[ACTION ITEM] Search the entries below for "glyph" and copy each matching line.

(Dataset entries)
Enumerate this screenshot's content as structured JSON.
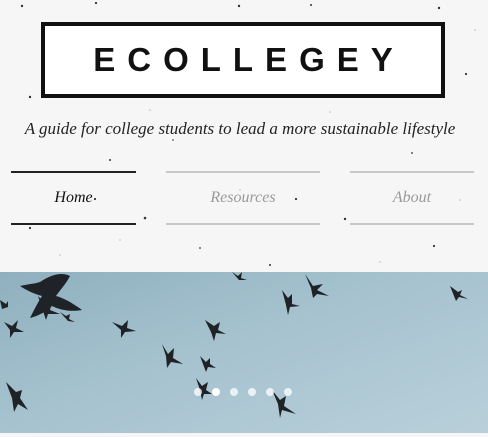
{
  "header": {
    "logo": "ECOLLEGEY",
    "tagline": "A guide for college students to lead a more sustainable lifestyle"
  },
  "nav": {
    "items": [
      {
        "label": "Home",
        "active": true
      },
      {
        "label": "Resources",
        "active": false
      },
      {
        "label": "About",
        "active": false
      }
    ]
  },
  "hero": {
    "image": "flock-of-birds-in-sky",
    "slide_count": 6,
    "active_slide": 1
  },
  "colors": {
    "background": "#f6f6f6",
    "text": "#111111",
    "nav_inactive": "#9a9a9a",
    "sky": "#a6c2cf"
  }
}
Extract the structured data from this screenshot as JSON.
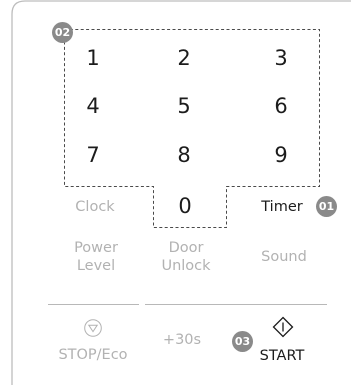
{
  "keypad": {
    "keys": [
      "1",
      "2",
      "3",
      "4",
      "5",
      "6",
      "7",
      "8",
      "9",
      "0"
    ]
  },
  "functions": {
    "clock": "Clock",
    "timer": "Timer",
    "power_level_line1": "Power",
    "power_level_line2": "Level",
    "door_unlock_line1": "Door",
    "door_unlock_line2": "Unlock",
    "sound": "Sound",
    "stop_eco": "STOP/Eco",
    "plus30s": "+30s",
    "start": "START"
  },
  "callouts": {
    "timer": "01",
    "keypad": "02",
    "start": "03"
  },
  "colors": {
    "text_dark": "#1c1c1c",
    "text_light": "#b2b2b2",
    "badge": "#8a8a8a"
  }
}
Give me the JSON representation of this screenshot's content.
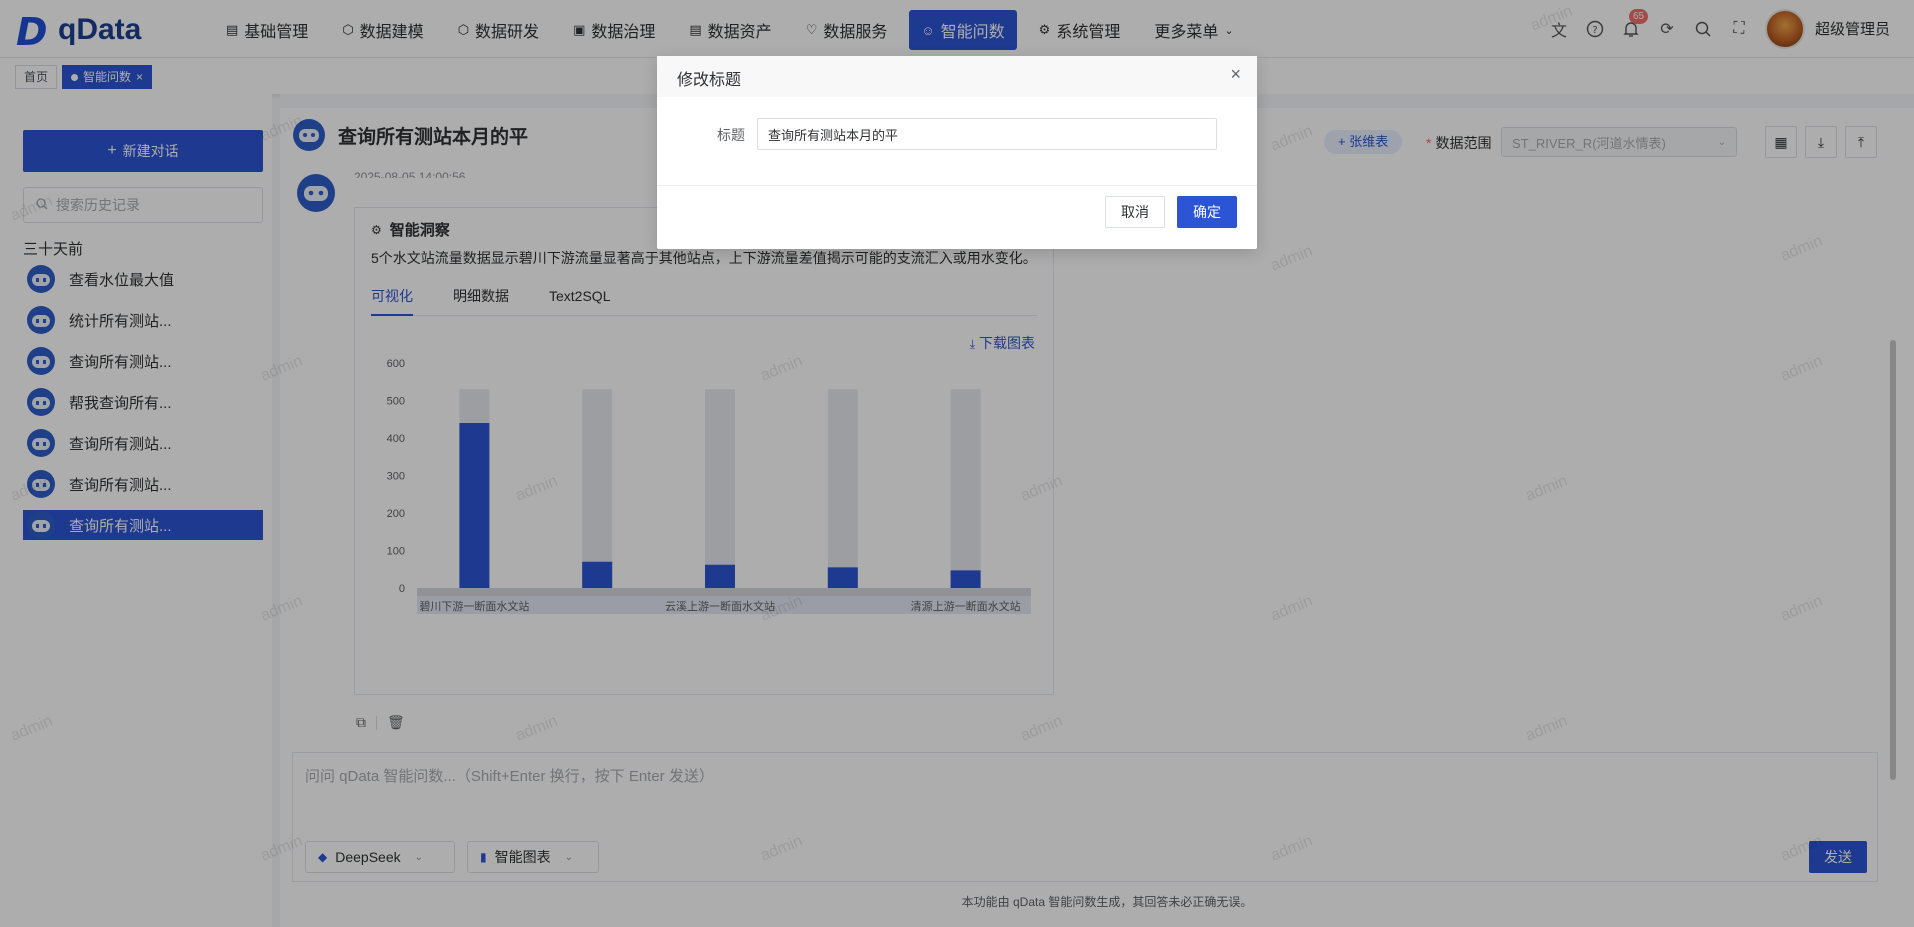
{
  "app": {
    "logo_text": "qData"
  },
  "nav": [
    {
      "label": "基础管理",
      "icon": "doc-icon",
      "glyph": "▤"
    },
    {
      "label": "数据建模",
      "icon": "cube-icon",
      "glyph": "⬡"
    },
    {
      "label": "数据研发",
      "icon": "hexagon-icon",
      "glyph": "⬡"
    },
    {
      "label": "数据治理",
      "icon": "shield-icon",
      "glyph": "▣"
    },
    {
      "label": "数据资产",
      "icon": "asset-icon",
      "glyph": "▤"
    },
    {
      "label": "数据服务",
      "icon": "heart-icon",
      "glyph": "♡"
    },
    {
      "label": "智能问数",
      "icon": "robot-icon",
      "glyph": "☺"
    },
    {
      "label": "系统管理",
      "icon": "gear-icon",
      "glyph": "⚙"
    },
    {
      "label": "更多菜单",
      "icon": "",
      "glyph": ""
    }
  ],
  "header": {
    "notification_count": "65",
    "username": "超级管理员"
  },
  "tabs": {
    "home": "首页",
    "current": "智能问数"
  },
  "sidebar": {
    "new_chat": "新建对话",
    "search_placeholder": "搜索历史记录",
    "group_label": "三十天前",
    "items": [
      {
        "label": "查看水位最大值"
      },
      {
        "label": "统计所有测站..."
      },
      {
        "label": "查询所有测站..."
      },
      {
        "label": "帮我查询所有..."
      },
      {
        "label": "查询所有测站..."
      },
      {
        "label": "查询所有测站..."
      },
      {
        "label": "查询所有测站..."
      }
    ]
  },
  "conversation": {
    "title": "查询所有测站本月的平",
    "timestamp": "2025-08-05 14:00:56",
    "add_table": "+ 张维表",
    "range_label": "数据范围",
    "range_value": "ST_RIVER_R(河道水情表)"
  },
  "answer": {
    "insight_title": "智能洞察",
    "insight_text": "5个水文站流量数据显示碧川下游流量显著高于其他站点，上下游流量差值揭示可能的支流汇入或用水变化。",
    "tabs": [
      "可视化",
      "明细数据",
      "Text2SQL"
    ],
    "download": "下载图表"
  },
  "chart_data": {
    "type": "bar",
    "categories": [
      "碧川下游一断面水文站",
      "",
      "云溪上游一断面水文站",
      "",
      "清源上游一断面水文站"
    ],
    "values": [
      440,
      70,
      62,
      55,
      47
    ],
    "background_max": 530,
    "ylim": [
      0,
      600
    ],
    "yticks": [
      0,
      100,
      200,
      300,
      400,
      500,
      600
    ],
    "tick_labels": [
      "碧川下游一断面水文站",
      "云溪上游一断面水文站",
      "清源上游一断面水文站"
    ],
    "colors": {
      "bar": "#2b55d4",
      "bg_bar": "#e6e9ef"
    }
  },
  "input": {
    "placeholder": "问问 qData 智能问数...（Shift+Enter 换行，按下 Enter 发送）",
    "model": "DeepSeek",
    "chart_mode": "智能图表",
    "send": "发送"
  },
  "disclaimer": "本功能由 qData 智能问数生成，其回答未必正确无误。",
  "watermark": "admin",
  "dialog": {
    "title": "修改标题",
    "field_label": "标题",
    "field_value": "查询所有测站本月的平",
    "cancel": "取消",
    "confirm": "确定"
  },
  "colors": {
    "primary": "#2b55d4",
    "badge": "#f56c6c"
  }
}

[OUTPUT OF THE EXERCISE]
      "glyph": "▤"
      "glyph": "⬡"
      "glyph": "⬡"
      "glyph": "▣"
      "glyph": "▤"
      "glyph": "♡"
      "glyph": "☺"
      "glyph": "⚙"
      "glyph": ""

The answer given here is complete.